Hunter Hughes is Graduate Research Assistant at the University of Maryland Center for Environmental Science’s Chesapeake Biological Laboratory. His thesis revolves around how coral skeletal geochemistry is used to reconstruct past ocean conditions. Sometimes referred to as ‘The Tree Rings of the Ocean’, corals produce seasonal growth bands in their skeletons. If paleo-oceanographers measure particular geochemical proxies in those growth bands, such as skeletal strontium-to-calcium ratios (Sr/Ca), they can reconstruct past ocean temperatures and better inform models that seek to predict future changes in climate. Specifically, Hunter looks at variability in seawater Sr/Ca ratios to see how small changes in local seawater chemistry can make large impacts on coral Sr/Ca-based temperature reconstructions.
Prior to his master’s program, Hunter took what is commonly called a ‘non-traditional’ path to the sciences. After receiving a B.A. from Emerson College in English and Journalism, Hunter went on to work in the sales industry for two years. In the Spring of 2014, he returned to school to complete a variety of math and science courses with the goal of being admitted into a master’s program for paleoclimatology. He spent a year working as a research technician on a remote marine field station before gaining acceptance into the Marine-Estuarine Environmental Program through the University of Maryland.

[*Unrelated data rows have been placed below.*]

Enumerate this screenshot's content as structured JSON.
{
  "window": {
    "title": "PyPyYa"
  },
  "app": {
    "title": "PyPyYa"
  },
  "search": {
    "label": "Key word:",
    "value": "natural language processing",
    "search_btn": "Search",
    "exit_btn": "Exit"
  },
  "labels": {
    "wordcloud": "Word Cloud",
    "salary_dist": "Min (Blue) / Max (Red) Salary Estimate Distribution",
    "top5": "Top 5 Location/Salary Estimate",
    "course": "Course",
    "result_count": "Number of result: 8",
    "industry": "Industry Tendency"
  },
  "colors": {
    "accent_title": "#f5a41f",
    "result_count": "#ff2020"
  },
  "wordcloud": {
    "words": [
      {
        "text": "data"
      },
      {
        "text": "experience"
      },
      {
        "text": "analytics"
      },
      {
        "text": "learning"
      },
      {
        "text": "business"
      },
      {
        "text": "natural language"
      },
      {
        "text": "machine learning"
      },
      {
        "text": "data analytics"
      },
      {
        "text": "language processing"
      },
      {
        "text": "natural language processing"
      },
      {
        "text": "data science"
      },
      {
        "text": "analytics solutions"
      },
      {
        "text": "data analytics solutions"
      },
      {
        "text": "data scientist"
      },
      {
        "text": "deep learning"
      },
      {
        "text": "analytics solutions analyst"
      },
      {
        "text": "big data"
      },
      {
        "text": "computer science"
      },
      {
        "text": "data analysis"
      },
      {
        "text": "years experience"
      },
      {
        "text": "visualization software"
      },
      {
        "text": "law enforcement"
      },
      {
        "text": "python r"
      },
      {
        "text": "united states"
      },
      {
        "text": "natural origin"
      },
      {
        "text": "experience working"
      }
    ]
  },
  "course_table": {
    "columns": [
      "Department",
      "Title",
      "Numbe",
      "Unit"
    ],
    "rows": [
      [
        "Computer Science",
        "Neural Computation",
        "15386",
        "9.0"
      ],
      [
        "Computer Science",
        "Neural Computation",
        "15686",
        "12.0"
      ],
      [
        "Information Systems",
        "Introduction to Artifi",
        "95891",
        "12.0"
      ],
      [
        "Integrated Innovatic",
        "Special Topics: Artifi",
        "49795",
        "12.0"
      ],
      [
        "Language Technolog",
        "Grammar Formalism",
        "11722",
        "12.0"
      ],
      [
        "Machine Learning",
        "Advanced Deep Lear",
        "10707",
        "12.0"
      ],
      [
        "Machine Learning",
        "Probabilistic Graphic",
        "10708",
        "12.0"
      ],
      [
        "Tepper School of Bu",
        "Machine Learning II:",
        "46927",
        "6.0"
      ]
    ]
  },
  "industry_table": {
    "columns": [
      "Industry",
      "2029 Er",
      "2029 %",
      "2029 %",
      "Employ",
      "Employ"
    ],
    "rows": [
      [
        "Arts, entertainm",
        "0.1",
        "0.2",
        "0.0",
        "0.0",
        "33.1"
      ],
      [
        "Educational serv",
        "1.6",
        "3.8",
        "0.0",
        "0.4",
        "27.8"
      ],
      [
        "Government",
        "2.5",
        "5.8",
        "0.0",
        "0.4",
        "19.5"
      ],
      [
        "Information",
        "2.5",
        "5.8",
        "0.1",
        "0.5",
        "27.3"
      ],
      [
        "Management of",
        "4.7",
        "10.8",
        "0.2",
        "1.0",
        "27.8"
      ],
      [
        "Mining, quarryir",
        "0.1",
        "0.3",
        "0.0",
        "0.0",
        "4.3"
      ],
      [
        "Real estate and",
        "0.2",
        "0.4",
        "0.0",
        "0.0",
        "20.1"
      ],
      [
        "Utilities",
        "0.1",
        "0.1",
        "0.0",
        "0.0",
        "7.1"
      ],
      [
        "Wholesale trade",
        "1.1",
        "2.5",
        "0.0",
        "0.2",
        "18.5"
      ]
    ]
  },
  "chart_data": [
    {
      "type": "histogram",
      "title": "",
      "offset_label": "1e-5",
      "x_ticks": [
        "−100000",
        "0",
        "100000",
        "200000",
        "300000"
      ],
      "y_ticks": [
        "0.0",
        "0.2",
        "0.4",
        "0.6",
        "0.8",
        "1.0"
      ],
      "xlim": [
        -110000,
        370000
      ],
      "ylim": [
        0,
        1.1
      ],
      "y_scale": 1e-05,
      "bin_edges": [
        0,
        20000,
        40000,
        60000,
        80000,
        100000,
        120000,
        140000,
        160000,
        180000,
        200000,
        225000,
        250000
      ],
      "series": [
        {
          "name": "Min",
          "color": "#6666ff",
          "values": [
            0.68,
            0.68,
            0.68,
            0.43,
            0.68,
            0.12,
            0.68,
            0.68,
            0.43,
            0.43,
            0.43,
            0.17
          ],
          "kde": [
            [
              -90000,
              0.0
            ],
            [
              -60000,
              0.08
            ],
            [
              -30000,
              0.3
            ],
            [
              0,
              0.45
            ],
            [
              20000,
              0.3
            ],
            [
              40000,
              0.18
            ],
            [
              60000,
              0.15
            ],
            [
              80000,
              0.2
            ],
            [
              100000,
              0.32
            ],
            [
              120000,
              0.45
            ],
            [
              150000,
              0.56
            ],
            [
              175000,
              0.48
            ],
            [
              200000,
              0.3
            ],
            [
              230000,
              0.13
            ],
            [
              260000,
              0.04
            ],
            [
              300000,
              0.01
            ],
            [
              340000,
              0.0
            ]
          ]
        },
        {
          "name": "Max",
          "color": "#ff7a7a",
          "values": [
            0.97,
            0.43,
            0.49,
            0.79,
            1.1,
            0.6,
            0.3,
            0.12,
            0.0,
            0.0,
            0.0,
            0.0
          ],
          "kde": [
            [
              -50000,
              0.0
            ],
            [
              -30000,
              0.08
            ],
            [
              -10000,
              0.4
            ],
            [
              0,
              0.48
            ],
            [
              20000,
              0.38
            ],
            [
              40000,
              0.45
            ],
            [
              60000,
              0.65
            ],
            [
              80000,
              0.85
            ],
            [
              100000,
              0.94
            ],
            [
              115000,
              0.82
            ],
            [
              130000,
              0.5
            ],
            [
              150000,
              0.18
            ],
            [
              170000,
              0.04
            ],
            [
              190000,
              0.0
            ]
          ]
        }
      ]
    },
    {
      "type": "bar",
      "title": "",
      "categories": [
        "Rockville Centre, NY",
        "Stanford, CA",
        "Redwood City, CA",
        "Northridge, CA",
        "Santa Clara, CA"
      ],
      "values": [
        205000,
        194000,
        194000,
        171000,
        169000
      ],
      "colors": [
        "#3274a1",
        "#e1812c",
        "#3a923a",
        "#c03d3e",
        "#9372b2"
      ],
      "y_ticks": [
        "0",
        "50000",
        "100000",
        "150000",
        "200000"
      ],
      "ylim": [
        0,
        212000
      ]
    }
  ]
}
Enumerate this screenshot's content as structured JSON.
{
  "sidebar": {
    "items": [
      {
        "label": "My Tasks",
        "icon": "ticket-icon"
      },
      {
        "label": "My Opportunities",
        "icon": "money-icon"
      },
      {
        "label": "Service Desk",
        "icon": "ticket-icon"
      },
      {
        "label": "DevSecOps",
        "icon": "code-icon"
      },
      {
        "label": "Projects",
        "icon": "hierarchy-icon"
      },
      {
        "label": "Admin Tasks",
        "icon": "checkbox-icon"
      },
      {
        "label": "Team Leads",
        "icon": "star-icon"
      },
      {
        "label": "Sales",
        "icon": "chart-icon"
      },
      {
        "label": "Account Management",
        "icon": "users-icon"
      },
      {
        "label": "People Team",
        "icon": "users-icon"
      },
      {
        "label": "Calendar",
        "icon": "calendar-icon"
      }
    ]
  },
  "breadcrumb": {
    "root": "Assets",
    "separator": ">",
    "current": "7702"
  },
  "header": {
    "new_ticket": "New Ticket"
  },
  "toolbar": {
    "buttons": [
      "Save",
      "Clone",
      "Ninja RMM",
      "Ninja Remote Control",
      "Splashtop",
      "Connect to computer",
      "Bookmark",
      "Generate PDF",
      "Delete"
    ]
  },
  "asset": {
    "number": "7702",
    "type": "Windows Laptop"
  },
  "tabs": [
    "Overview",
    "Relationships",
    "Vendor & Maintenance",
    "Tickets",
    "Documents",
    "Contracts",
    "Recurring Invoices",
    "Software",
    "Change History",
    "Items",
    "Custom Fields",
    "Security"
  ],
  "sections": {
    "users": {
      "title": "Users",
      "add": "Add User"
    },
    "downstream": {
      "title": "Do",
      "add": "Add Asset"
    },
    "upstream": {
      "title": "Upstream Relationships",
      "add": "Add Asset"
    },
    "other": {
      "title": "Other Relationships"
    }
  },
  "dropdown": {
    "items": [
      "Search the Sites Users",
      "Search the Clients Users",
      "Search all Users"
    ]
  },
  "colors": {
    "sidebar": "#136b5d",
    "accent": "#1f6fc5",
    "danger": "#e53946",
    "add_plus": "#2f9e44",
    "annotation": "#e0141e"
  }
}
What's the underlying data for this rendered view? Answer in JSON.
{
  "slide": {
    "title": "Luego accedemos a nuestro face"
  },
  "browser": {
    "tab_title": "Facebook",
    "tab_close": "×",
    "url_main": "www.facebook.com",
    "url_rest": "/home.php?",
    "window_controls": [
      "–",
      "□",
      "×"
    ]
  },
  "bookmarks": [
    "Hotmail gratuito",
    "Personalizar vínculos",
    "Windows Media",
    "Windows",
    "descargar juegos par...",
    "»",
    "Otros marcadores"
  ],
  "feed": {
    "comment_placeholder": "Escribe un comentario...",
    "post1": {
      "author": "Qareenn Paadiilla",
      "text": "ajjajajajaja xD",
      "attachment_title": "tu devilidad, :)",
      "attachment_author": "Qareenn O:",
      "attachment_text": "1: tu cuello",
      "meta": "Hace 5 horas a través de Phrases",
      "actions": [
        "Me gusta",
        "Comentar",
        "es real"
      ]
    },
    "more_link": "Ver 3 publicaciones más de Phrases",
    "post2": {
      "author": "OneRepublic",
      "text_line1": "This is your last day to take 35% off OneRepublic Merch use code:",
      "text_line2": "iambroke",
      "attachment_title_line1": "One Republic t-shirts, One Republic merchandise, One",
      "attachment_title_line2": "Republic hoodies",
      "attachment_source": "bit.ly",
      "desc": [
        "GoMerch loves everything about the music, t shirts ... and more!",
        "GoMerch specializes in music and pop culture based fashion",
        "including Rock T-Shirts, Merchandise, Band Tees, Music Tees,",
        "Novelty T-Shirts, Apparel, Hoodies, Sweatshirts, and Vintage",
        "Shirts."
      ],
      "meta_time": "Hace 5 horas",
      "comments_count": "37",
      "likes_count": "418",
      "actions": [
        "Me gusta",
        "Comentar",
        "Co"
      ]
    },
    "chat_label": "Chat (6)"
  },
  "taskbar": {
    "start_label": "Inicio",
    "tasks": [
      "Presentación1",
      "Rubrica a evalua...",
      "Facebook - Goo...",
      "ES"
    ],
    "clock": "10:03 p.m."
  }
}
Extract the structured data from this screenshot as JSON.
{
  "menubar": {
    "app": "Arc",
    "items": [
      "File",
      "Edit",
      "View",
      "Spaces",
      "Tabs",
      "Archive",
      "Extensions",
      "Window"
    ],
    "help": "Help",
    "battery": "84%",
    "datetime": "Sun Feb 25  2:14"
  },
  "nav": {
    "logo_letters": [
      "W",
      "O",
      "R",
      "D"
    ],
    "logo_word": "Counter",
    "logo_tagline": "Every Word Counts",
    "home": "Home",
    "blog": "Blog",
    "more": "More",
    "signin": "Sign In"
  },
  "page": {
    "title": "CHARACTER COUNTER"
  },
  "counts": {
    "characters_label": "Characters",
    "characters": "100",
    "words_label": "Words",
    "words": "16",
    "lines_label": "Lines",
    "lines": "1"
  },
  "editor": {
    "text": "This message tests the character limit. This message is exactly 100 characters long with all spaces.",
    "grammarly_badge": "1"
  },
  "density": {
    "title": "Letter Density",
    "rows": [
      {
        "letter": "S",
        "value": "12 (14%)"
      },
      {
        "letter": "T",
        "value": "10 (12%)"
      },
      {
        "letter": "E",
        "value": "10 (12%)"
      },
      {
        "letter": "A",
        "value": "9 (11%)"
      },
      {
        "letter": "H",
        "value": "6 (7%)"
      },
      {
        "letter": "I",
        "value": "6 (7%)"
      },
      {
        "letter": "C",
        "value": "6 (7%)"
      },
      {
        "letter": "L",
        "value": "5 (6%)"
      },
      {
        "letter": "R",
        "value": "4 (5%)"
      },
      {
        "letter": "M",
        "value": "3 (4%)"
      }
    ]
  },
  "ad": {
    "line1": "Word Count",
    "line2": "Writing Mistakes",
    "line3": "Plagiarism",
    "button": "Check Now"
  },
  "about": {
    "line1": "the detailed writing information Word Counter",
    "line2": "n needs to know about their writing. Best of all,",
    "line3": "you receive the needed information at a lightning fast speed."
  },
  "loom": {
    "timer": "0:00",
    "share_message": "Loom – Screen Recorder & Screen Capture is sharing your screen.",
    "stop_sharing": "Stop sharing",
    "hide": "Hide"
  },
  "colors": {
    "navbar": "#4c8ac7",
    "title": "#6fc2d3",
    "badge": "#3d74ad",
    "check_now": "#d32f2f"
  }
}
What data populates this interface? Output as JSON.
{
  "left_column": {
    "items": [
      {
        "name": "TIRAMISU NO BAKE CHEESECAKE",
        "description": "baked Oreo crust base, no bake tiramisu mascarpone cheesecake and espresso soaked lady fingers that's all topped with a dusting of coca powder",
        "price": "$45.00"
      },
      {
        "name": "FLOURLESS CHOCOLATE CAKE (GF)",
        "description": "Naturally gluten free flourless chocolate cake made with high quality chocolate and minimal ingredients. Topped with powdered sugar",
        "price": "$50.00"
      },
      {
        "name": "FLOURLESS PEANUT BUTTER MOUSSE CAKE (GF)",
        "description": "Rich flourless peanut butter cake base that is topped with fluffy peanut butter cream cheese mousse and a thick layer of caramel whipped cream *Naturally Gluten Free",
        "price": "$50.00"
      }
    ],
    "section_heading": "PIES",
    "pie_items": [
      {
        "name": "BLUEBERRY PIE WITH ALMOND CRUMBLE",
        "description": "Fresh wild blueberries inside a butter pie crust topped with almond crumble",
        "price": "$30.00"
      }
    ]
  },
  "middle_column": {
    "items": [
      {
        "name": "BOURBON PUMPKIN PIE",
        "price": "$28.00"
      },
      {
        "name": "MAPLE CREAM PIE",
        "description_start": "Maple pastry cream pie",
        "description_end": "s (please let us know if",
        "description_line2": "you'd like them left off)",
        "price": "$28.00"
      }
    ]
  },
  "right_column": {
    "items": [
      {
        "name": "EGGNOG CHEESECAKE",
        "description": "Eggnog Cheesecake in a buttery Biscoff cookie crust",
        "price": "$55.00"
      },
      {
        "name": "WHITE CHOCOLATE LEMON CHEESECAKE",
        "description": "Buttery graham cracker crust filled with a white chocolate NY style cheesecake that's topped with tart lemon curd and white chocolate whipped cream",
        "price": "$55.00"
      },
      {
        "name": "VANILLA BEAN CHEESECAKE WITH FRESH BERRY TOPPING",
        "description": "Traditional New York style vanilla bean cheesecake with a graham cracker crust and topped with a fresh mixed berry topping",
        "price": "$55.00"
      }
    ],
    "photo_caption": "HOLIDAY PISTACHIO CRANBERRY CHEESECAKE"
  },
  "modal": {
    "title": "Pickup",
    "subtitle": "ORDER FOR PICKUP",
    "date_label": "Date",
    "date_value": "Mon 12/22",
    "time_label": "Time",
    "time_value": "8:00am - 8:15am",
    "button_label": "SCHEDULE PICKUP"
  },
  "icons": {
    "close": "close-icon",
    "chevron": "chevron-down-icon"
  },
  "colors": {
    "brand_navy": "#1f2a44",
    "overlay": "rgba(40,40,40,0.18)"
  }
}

He has presented this research at multiple conferences and looks forward to continuing his studies of paleoclimatology by obtaining a doctorate in Oceanography. In Summer 2020, Hunter will be working with Dr. Tali Mass in Haifa, Israel. There he hopes to measure seawater Sr/Ca ratios in the Red Sea to better inform coral paleoclimate studies about the potential mechanisms and drivers for seawater Sr/Ca variability. Outside of his research, Hunter is passionate about outreach, science communication, and creative outlets for both individual and shared expression.
- B.A. Writing, Literature, and Publishing / Journalism, 2011 Emerson College